Opinion guest column

The risks and costs of unionization

Before voting April 4–5, graduate students should carefully consider the potential risks, losses, and costs that a union can bring

On April 4 and 5, many of MIT’s graduate students will participate in a confidential election to decide whether the United Electrical, Radio and Machine Workers of America (UE) will represent them for collective bargaining.

We’ve previously described our position, the limits of unionization and labor bargaining in graduate education, and the gains won for all MIT graduate students through our current collaborative processes. Today we share some of the risks, losses, and costs that graduate students might face if a union is elected:

The UE and its supporters in the MIT Graduate Student Union argue that a union would change campus for the better. It may also change it for the worse:

Every eligible student should critically assess the different positions in this debate and vote on April 4 or 5 in Morss Hall in Walker Memorial.
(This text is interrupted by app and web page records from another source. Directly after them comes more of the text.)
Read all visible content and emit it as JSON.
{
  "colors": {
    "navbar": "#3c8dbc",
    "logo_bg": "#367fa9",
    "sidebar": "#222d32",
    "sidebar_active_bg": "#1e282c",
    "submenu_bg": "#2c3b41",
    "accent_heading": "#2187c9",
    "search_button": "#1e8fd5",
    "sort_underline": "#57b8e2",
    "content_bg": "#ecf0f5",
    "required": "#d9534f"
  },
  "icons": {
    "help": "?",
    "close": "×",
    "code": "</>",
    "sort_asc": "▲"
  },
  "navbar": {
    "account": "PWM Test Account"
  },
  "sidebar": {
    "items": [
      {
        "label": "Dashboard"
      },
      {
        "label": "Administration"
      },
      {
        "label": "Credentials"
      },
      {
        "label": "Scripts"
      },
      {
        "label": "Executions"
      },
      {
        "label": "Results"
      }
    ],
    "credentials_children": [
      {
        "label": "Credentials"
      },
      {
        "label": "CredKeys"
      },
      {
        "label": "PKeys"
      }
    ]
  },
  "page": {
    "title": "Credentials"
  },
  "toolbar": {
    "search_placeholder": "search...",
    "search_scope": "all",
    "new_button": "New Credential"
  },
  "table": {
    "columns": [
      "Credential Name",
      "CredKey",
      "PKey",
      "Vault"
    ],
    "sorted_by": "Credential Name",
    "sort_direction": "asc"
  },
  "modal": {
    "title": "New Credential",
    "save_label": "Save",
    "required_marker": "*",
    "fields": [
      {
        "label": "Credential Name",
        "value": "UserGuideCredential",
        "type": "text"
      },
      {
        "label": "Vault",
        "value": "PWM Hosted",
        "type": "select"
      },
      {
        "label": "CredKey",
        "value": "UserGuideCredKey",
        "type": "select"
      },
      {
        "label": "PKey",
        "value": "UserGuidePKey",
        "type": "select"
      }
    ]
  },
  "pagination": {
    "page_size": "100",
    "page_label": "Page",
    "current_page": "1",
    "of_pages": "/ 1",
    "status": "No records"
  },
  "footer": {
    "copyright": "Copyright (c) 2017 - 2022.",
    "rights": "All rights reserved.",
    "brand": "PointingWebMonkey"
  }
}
This election’s outcome will be determined by a simple majority of those who vote but will be binding on everyone in the proposed bargaining unit — even for students who don’t vote or who don’t want a union.